|Our class materials|
Before we started last Monday, everything looked foreign. I mean, sure, French or Italian or Spanish are foreign languages, but you can usually make out a few words by breaking words down or have taken some form of those languages in the past. Most people at least can pronounce quesadilla properly or have had lasagna :) But what about 안녕하세요? Yeah, didn't think so.
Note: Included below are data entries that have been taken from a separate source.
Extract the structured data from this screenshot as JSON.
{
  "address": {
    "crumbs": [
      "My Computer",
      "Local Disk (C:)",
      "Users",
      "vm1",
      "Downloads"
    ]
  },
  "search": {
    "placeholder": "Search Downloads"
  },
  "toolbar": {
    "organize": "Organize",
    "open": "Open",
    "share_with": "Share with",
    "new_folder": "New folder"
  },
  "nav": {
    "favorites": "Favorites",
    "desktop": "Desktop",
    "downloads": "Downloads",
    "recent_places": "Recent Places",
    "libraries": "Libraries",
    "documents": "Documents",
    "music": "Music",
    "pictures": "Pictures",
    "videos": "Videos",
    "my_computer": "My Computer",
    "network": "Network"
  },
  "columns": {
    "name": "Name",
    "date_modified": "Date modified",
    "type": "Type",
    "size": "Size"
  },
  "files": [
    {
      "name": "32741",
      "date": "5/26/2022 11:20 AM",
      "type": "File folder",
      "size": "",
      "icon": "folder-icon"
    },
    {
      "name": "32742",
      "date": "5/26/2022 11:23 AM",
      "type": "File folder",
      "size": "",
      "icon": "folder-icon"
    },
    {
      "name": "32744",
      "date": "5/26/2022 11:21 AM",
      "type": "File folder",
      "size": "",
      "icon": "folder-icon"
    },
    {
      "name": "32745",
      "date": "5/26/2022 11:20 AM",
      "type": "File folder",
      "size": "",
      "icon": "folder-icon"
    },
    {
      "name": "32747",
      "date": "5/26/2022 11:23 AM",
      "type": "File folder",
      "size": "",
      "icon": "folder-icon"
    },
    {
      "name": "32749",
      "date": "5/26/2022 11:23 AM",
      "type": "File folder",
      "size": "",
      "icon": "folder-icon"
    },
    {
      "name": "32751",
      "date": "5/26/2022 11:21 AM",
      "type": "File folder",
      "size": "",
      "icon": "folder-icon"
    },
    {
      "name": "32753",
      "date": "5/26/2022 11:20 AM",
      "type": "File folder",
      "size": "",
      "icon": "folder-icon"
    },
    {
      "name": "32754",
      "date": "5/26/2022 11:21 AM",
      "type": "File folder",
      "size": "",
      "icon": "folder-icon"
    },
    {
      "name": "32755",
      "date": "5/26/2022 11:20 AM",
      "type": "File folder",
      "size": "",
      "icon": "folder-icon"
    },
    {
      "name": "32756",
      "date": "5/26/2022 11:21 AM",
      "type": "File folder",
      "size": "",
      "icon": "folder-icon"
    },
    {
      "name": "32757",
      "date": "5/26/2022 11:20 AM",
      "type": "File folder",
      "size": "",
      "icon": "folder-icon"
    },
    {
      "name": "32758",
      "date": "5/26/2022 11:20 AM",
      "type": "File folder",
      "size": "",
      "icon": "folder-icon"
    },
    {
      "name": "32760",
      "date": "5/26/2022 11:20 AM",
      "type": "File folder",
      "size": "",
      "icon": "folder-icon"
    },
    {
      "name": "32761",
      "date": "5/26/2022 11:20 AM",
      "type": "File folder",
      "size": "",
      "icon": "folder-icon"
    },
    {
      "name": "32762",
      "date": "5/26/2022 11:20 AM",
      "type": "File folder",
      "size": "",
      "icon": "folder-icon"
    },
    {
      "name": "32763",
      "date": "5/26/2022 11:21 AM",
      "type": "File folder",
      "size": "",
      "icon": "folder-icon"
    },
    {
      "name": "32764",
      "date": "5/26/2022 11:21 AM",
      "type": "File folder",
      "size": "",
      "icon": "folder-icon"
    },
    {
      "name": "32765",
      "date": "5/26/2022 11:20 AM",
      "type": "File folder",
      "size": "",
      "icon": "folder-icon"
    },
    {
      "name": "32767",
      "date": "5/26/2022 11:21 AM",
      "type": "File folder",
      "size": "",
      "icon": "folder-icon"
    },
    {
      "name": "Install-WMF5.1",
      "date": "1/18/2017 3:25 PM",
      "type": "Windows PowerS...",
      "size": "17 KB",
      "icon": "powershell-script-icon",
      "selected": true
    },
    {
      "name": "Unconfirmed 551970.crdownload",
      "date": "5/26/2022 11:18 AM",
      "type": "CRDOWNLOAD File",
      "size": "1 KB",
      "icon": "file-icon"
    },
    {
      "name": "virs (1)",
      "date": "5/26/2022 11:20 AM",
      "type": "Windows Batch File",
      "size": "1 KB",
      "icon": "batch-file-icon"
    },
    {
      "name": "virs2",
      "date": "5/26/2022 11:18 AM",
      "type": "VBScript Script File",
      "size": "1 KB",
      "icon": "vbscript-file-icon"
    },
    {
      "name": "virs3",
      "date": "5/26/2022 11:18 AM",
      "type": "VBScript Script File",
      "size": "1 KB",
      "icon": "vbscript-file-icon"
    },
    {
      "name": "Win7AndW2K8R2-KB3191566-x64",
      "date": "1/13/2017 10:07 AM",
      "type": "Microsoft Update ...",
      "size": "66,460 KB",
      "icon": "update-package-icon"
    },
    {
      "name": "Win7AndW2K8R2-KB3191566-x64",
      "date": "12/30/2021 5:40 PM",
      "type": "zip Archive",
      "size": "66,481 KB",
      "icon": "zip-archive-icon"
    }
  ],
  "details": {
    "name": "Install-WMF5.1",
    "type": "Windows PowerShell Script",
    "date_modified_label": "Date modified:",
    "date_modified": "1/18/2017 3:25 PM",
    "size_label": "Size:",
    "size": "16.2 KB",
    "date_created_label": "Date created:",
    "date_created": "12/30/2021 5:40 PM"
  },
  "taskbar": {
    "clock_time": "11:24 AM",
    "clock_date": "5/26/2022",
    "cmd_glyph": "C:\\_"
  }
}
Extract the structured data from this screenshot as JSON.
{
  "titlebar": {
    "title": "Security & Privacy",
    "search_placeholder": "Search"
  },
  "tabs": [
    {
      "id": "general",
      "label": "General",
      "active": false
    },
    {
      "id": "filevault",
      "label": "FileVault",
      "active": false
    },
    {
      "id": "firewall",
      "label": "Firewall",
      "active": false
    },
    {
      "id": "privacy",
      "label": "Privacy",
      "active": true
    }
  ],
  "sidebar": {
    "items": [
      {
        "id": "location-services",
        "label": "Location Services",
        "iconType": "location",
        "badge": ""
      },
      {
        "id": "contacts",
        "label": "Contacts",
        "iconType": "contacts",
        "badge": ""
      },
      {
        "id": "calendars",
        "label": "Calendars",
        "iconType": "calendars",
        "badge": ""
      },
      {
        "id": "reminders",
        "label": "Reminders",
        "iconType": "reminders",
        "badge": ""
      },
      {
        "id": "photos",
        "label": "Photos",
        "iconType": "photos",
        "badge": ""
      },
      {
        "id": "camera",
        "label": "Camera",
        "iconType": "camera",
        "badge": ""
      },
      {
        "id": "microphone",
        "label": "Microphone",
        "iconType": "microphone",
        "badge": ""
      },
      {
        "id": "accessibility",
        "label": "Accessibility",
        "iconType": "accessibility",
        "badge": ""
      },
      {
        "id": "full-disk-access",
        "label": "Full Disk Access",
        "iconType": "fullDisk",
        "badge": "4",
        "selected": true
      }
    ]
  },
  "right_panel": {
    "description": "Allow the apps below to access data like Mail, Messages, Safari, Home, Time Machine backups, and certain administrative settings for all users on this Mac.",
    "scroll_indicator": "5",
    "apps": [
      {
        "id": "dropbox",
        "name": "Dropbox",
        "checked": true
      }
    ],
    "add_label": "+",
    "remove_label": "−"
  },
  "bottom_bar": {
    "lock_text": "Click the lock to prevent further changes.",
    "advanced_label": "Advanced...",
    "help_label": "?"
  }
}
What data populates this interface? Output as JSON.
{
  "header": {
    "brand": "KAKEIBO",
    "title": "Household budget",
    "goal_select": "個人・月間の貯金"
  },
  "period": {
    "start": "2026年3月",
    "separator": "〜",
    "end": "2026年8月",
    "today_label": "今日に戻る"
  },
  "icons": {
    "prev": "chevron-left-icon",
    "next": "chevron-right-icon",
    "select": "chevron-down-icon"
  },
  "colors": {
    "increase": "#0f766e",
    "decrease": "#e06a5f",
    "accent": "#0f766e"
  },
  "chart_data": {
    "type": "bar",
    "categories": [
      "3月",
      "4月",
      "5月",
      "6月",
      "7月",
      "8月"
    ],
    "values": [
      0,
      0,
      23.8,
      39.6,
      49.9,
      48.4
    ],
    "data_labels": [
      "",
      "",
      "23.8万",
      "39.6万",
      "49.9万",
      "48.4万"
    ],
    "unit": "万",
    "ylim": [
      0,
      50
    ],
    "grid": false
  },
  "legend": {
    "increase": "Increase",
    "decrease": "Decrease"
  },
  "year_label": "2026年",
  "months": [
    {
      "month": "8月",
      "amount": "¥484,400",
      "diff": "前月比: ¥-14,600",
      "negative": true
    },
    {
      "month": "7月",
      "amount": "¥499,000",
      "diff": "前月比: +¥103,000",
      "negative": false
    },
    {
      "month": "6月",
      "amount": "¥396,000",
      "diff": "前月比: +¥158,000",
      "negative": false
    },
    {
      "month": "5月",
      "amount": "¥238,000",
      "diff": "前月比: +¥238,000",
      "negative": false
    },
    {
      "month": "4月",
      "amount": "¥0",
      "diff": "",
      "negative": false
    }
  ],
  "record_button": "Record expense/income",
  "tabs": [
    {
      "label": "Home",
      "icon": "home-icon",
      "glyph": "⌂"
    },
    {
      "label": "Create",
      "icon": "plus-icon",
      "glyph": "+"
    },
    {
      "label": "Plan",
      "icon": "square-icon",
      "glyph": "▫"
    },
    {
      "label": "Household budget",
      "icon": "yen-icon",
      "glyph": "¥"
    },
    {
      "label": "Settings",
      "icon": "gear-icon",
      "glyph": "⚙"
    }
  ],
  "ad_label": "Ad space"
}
Here, not one word is familiar or can be guessed from reading a sign. Until last Monday, we could not read any signs that were in Korean. After the first day, we could read most of the characters and after day two, we could read all of them! Now, after a full week, we are learning how to introduce ourselves, tell where we are from and our profession and how to order in a restaurant. We have learned a fair amount of vocabulary so far and now Nicholas and I act like 5 year olds who have just learned how to read. Every sign we stop and try to read out loud and then we try to figure out the meaning. Some words are direct English translations, such as banana, tomato and coffee. Others will just take a lot of memorization.
|Nicholas and the other Spanish-speaking guys explaining Korean in Spanish|
|Numbers in Korean and Chinese|
First, I always find when you say something like "when will I ever use/need... x," you always do. For me, it was my high school French that I never learned properly and therefore led to me starting all over in Switzerland. You just never know when a new skill may come in handy. Second, Nicholas and I are happy here. We want to make Korea feel like our home and to do so we want to be able to communicate in the language to understand the culture and the people.
So far, we are well on our way to confusing every taxi driver and waiter in the city with our dangerous level of Korean :)